Interview with The Human Centipede Director Tom Six
Talking to Tom Six about The Human Centipede can segment the mind. For all the exploitive edge of the trailer The Human Centipede is actually far more interested in it's characters than in gore, sex or even shock and Six himself couldn't be further removed from the disturbing Dr. Heiter if he tried. So while there's is no doubt that the man knows how to piece a film together it's hard to imagine him piecing together this film.
DC: Human Centipede's Dr. Heiter is a cypher. There are little hints of some humanity in him, but he does these atrocious things. In some ways it seems as if you wanted him to stand in as a catalyst as much as a character.
TS: Yes this was very much my intention. The doctor should have no clear motivation for what he wants to do, we shouldn't understand his actions. But he's still a human being. It isn't that I want the audience to love what he does, but clearly there is more to him than just his surgical mania. He's selfish and god-like but he's clearly unhappy. At the same time we can laugh at him because he comes so close to being cartoonish which humanizes the other characters who aren't satirized at all.
DC: He's also German. I couldn't help thinking of Ilsa She-Wolf of the SS.
TS: Yes he is very German LOL. Not in the sense of the Nazi motif in the film, though that is certainly present but I liked the idea of him being so utterly what he is. The film indulges those cliches so that we can break them down later. Of course I was thinking about German and Japanese and American horror films. Who wouldn't conjure Heiter as Ilsa She Wolf of the SS, the centipedes head from Audition or Ichi the Killer and the girls from Last House on the Left or Hostel? But I wasn't just thinking about film. It isn't primarily a self-referential exercise. The nationalities are interesting because as suffering becomes apparent the humanity is revealed. It suddenly doesn't matter why people do what they do only how they act as they suffer. This is a very political statement in a world where we identify ourselves according to nationality or party.
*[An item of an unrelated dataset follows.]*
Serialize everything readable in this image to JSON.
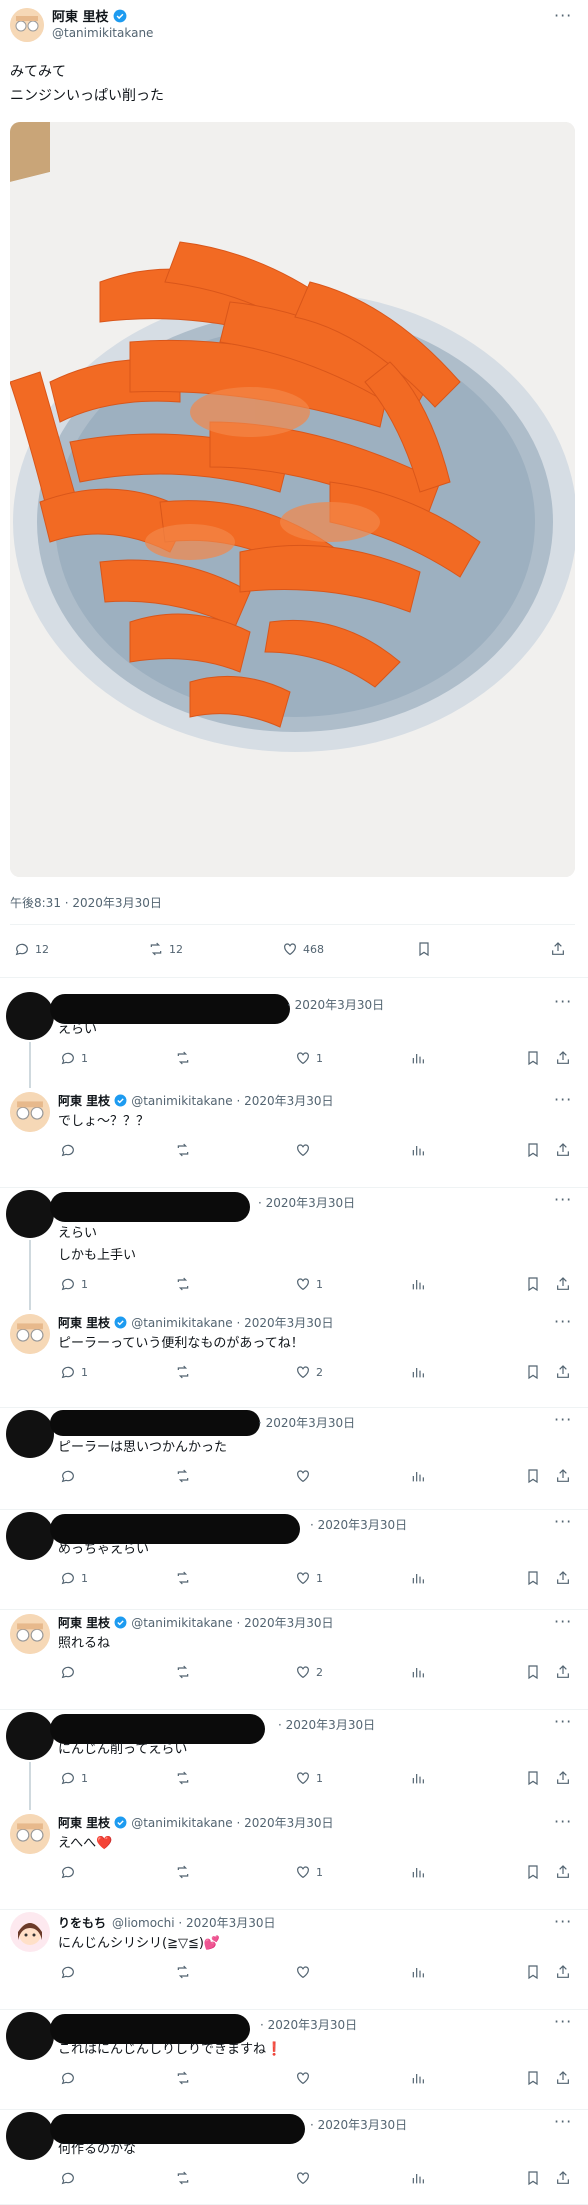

DC: The film contains lots of static but almost pastoral exterior shots.
TS: Well the house is so cruel, and then you give the audience a break by letting them do what the other characters can't and it also speaks of not judging the book by its cover. Something can be beautiful on the outside and rotten to the core. Someone who is suffering can look horrible but suddenly become beautiful in how they suffer.
DC: The speech the Japanese man gives at the end of the film seemed more religious than political?
TS: Well it's a very religious idea even if it is a twisted one. What's wrong of course is Heiter's smugness, "an eye for an eye and all that." Heiter is unworthy of his goal because his goal does not recognize where true human community lies. True human community is far more spiritual than physical and it must be chosen rather than forced on someone.
DC: Yet the film does have an awful lot of horror cliches in it ie: the mad doctor, the secret lab, the monstrous experiment even the girls...
TS: LOL Yes, I wish more people would point that out.. What I did was use all the horror cliches two naive ladies forest flat tire no phone fall into trap which are all very commercial to set the audience at ease and then I get them. The basic situation for the film is so repulsive and disgusting that I knew I had to ease the audience into it. I used to tell a joke that politicians should be stitched ass to mouth so they would have to swallow they're own bullshit all day.
DC: Yeah the metaphors are there but the film really isn't very graphic? Were you afraid?
TS: No no. The next film will be almost impossible to watch. This time I wanted it to be more in the audiences head. Part two will incorporate a more ruthless point of view. But it's for fun. At some point someone will need to decide if it's for them. Not everyone appreciates the black humor when it gets too dark. But I take the suffering seriously in my films. I feel I have three or four more horror films in me and maybe some black comedy but not at the expense of the victims. The audience shouldn't feel bad about paying a price. The victims go thru much more than the audience is asked to go thru.
Death and suffering are the strangest spiritual things for people because they represent the unknown and we are desperate to explore them and understand them before they occur and of course they re inevitable. Americans have to remember that Europeans are driven by a different understanding of horror. Human Centipede is built on an absurd cruelty and that is where the truth creeps in. The meanings of it are multilayered art is a way to explore that. Of course we always want to watch people who suffer more than us. Does it help us feel better about our own situation or see it more clearly? It always boils down to what you want from an experience that twists it into good and bad.